It was still dark, and we started by making the hardest push up and over a ridge for three high-value points. I vaguely remember following Tony’s green jacket and headlamp through the woods. A large portion of the “hiking” we did was straight up hills so steep that I was using my hands on the ground in front of me. As the sun came up, I was fading hard. My joints and toes hurt really bad, and I fell asleep while I was walking down the road. Luckily, I woke up as my knees buckled and I caught myself with a large stumble.
Mike and Tony did a very good job of calculating what time we needed to leave back for the last of the bike CPs and finish, and, based on that calculation, we collected a couple more nearly-vertical score-o points and hustled back to the TA to change and get on our bikes. Angie was there for more photos and encouragement.




I’d packed my warmest riding tights and a long sleeve jersey, which ended up being the perfect choice, because I think it was in the 40s by then, and the wind was howling.


Our next task was to collect the last 4 of the bike CPs (circled in green) on our way to the final transition area, where we’d have the option of either finishing, or going back out for the last few orienteering (on foot) points on and around the ski area.


That was a hell of a ride back… if I had to take an educated guess, I’d say that the score-o transition area was probably the lowest point on course. We did a lot of climbing, and the headwind was relentless. Once we punched the three points in the area where we’d previously been during the canoe/orienteering stage, I put it in hammer mode. Tony’s stomach had turned on him a few hours earlier, so he was bonking. I paced the guys into the wind, then towed Tony the last few miles. We still passed several teams who were succumbing to the beatdown from the wind. Someone said something about hail. I never noticed.

We arrived back at the final transition area at 1:15pm. Looking at the map, the guys initially thought that we wouldn’t be able to go for any of the extra CPs (we had to finish by 2:00pm). However, another team who had already finished clued us in that one of the points was just a short hike halfway up and around the ski hill. We quickly grabbed our packs and turnt up the hustle…



If you scroll all the way back up to the first zoomed-in map, you’ll see the point that I labeled as “final” (as well as the couple of others with red x’s that we didn’t have time to go for). We hiked up, punched it, then ran back down and hit the finish line at 1:40pm. We totaled 39 of 46 available checkpoints. Only three teams out of the 60 in attendance were able to clear the entire course. The effort landed us in 13th place in the coed team division and 15th out of all of the teams at the race (two masters teams finished ahead of us).
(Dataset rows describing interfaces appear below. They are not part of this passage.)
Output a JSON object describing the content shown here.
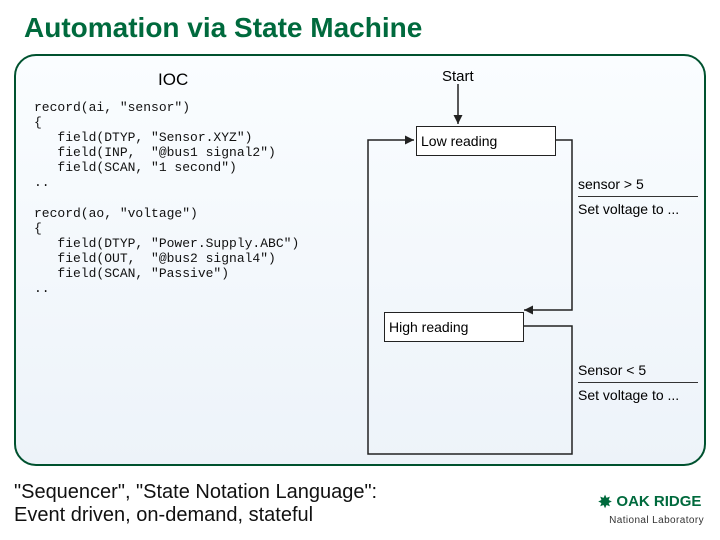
{
  "title": "Automation via State Machine",
  "ioc_label": "IOC",
  "code_block": "record(ai, \"sensor\")\n{\n   field(DTYP, \"Sensor.XYZ\")\n   field(INP,  \"@bus1 signal2\")\n   field(SCAN, \"1 second\")\n..\n\nrecord(ao, \"voltage\")\n{\n   field(DTYP, \"Power.Supply.ABC\")\n   field(OUT,  \"@bus2 signal4\")\n   field(SCAN, \"Passive\")\n..",
  "start_label": "Start",
  "state_low": "Low reading",
  "state_high": "High reading",
  "trans1_cond": "sensor > 5",
  "trans1_action": "Set voltage to ...",
  "trans2_cond": "Sensor < 5",
  "trans2_action": "Set voltage to ...",
  "footer_line1": "\"Sequencer\", \"State Notation Language\":",
  "footer_line2": "Event driven, on-demand, stateful",
  "logo_main": "OAK RIDGE",
  "logo_sub": "National Laboratory"
}
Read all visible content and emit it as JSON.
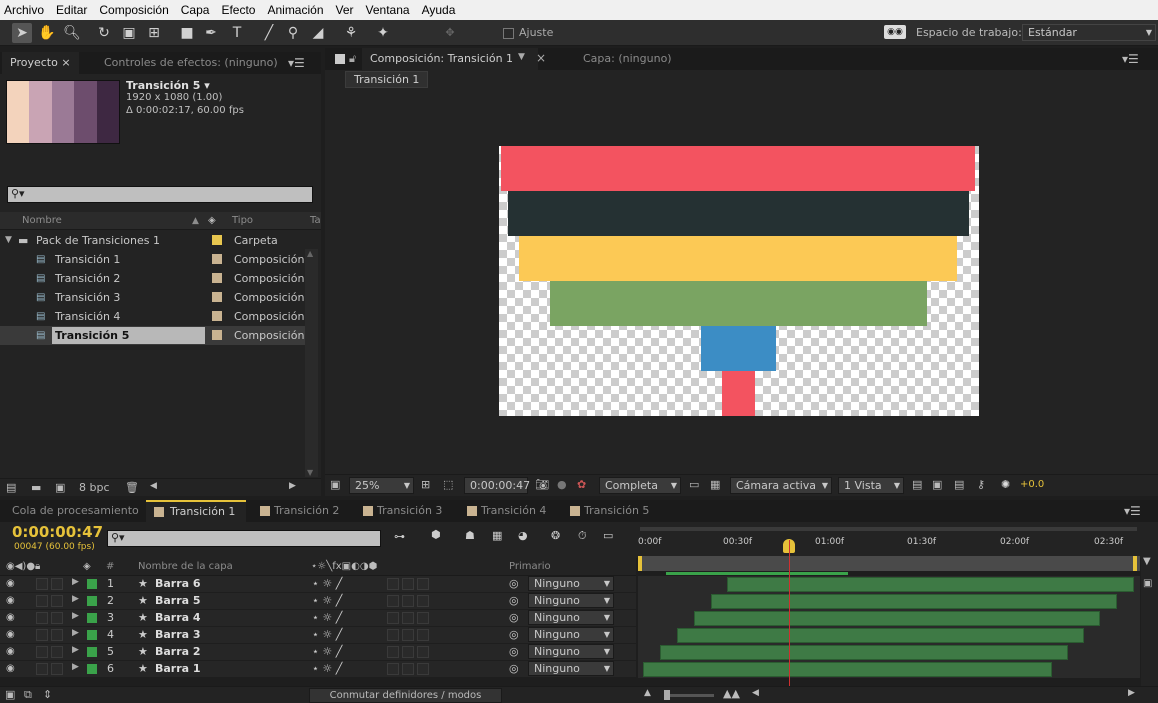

Super solid work.

It was an awesome experience. Mike and Tony have this stuff nailed down… all I had to do was show up, do what I knew how to do, and listen to their direction for whatever I didn’t. Angie was an amazing support person as well. The highlight of the weekend was saying something in passing to her about pizza as we were hustling out to get the last checkpoint, and, once we were back, finished, and laying around not quite knowing what to do next, she walked in with two gigantic pizzas. I could have cried, but I was too busy stuffing my face with pizza.

Fun blog fact- a 30 hour adventure race yields a 4 hour marathon of blog reporting.

Also, based on my rough memory and trash count, I ate 8 packs of Gu Chomps, 3 Roctane Gels, 6 Salted Watermelon Gels, 1 Salted Caramel Gel, a bottle of double strength blueberry pomegranate Brew, 3 Pro Bars, 2 Snickers bars, 1 peanut butter sandwich, 1 Clif Bar, 2 Clif Turbo Shot Gels (100mg caffeine boost!), half a bag of honey mustard & onion pretzel bits, three cups of hot chocolate, and 5 mini Reece’s PB Cups.